# Fortran Style Guide#

## Naming Convention#

Ultimately this is a matter of preference. Here is a style guide that we like and that seems to be prevalent in most scientific codes (as well as the Fortran standard library), and you are welcome to follow it.

1. Use lowercase for all Fortran constructs (do, subroutine, module, …).

2. Follow short mathematical notation for mathematical variables/functions (Ylm, Gamma, gamma, Enl, Rnl, …).

3. For other names use all lowercase: try to keep names to one or two syllables; if more are required, use underscores to clarify (sortpair, whitechar, meshexp, numstrings, linspace, meshgrid, argsort, spline, spline_interp, spline_interpolate, stoperr, stop_error, meshexp_der).

For example “spline interpolation” can be shortened to spline_interpolation, spline_interpolate, spline_interp, spline, but not to splineint (“int” could mean integration, integer, etc. — too much ambiguity, even in the clear context of a computational code). This is in contrast to get_argument() where getarg() is perfectly clean and clear.

The above are general guidelines. In general, choosing the right name certainly depends on the word being truncated as to whether the first syllable is sufficient. Usually it is but clearly not always. Thus some thought should go into step “try to keep names to 2 syllables or less” since it can really affect the indicativeness and simplicity.
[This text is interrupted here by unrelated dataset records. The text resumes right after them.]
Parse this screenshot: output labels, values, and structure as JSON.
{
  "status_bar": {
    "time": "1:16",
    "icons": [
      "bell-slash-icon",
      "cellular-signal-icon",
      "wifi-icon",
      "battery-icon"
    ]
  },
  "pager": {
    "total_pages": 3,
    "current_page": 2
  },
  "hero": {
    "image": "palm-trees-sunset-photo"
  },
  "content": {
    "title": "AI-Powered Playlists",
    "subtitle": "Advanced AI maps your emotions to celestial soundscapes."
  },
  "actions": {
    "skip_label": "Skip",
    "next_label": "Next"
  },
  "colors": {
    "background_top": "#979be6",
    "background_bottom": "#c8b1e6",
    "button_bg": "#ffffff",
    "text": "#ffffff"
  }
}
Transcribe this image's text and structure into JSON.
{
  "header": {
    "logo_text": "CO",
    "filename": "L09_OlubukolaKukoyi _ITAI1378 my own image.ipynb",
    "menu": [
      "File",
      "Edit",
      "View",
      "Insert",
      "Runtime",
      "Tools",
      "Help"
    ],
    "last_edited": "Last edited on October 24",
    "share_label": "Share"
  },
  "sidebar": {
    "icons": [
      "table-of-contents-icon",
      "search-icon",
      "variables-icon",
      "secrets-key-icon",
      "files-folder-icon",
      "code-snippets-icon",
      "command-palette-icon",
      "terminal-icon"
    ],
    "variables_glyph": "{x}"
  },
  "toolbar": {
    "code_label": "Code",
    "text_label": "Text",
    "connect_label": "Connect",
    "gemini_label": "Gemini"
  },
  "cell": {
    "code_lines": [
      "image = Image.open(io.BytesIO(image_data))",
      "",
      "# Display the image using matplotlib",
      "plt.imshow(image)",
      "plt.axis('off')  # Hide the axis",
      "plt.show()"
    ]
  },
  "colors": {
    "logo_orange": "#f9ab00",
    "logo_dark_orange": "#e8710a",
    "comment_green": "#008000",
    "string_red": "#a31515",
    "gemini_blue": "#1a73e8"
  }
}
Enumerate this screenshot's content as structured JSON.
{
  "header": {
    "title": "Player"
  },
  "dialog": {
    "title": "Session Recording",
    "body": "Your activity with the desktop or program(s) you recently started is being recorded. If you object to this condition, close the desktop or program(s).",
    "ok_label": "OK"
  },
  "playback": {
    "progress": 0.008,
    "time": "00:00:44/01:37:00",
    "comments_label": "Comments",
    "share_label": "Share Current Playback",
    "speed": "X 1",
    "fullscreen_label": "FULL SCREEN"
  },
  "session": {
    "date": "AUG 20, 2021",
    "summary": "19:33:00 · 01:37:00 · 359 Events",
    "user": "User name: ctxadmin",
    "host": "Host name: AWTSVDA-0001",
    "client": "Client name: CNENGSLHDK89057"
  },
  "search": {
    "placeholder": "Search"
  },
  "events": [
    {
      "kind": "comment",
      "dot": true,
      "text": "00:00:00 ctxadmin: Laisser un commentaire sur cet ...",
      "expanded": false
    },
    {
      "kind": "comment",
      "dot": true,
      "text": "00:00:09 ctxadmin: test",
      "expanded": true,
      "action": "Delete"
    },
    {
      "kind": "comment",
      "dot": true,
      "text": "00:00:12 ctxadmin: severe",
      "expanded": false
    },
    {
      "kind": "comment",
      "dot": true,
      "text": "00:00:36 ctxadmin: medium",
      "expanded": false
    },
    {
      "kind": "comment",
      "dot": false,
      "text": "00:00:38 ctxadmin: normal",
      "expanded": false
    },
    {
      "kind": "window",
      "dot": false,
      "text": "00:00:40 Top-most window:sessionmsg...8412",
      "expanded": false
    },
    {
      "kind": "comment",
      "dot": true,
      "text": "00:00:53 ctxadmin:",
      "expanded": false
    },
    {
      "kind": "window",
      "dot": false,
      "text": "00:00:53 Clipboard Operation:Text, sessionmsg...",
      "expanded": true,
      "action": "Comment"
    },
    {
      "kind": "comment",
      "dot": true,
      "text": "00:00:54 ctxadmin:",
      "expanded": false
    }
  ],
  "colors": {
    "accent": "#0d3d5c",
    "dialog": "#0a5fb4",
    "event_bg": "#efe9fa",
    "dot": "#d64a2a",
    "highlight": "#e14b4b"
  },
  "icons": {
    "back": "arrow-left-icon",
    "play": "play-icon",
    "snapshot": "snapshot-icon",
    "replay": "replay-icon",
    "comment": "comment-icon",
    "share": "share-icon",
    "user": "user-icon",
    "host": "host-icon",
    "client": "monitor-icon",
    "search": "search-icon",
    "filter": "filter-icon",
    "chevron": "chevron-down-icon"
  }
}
Simple consistent naming rules are a real help in this regard – for both collaboration and for one’s own sanity when going back to some old code you haven’t seen in while.

## Indentation#

Use a consistent indentation to make your code readable. The amount of indentation is a matter of preference, the most common choices are two, three or four spaces.

## Comparison to Other Languages#

On the other hand, in most of the rest of the programming world, where the main focus is, in one form or another, on defining and using large sets of complex objects, with tons of properties and behaviors, known only in the code in which they are defined (as opposed to defined by the same notation throughout the literature), it makes more sense to use longer, more descriptive names. The naming conventions one sees used in more general-purpose languages such as C++ and Python, therefore, are perfectly consistent with their more general-purpose missions. But Fortran has a different mission (numerical scientific computing).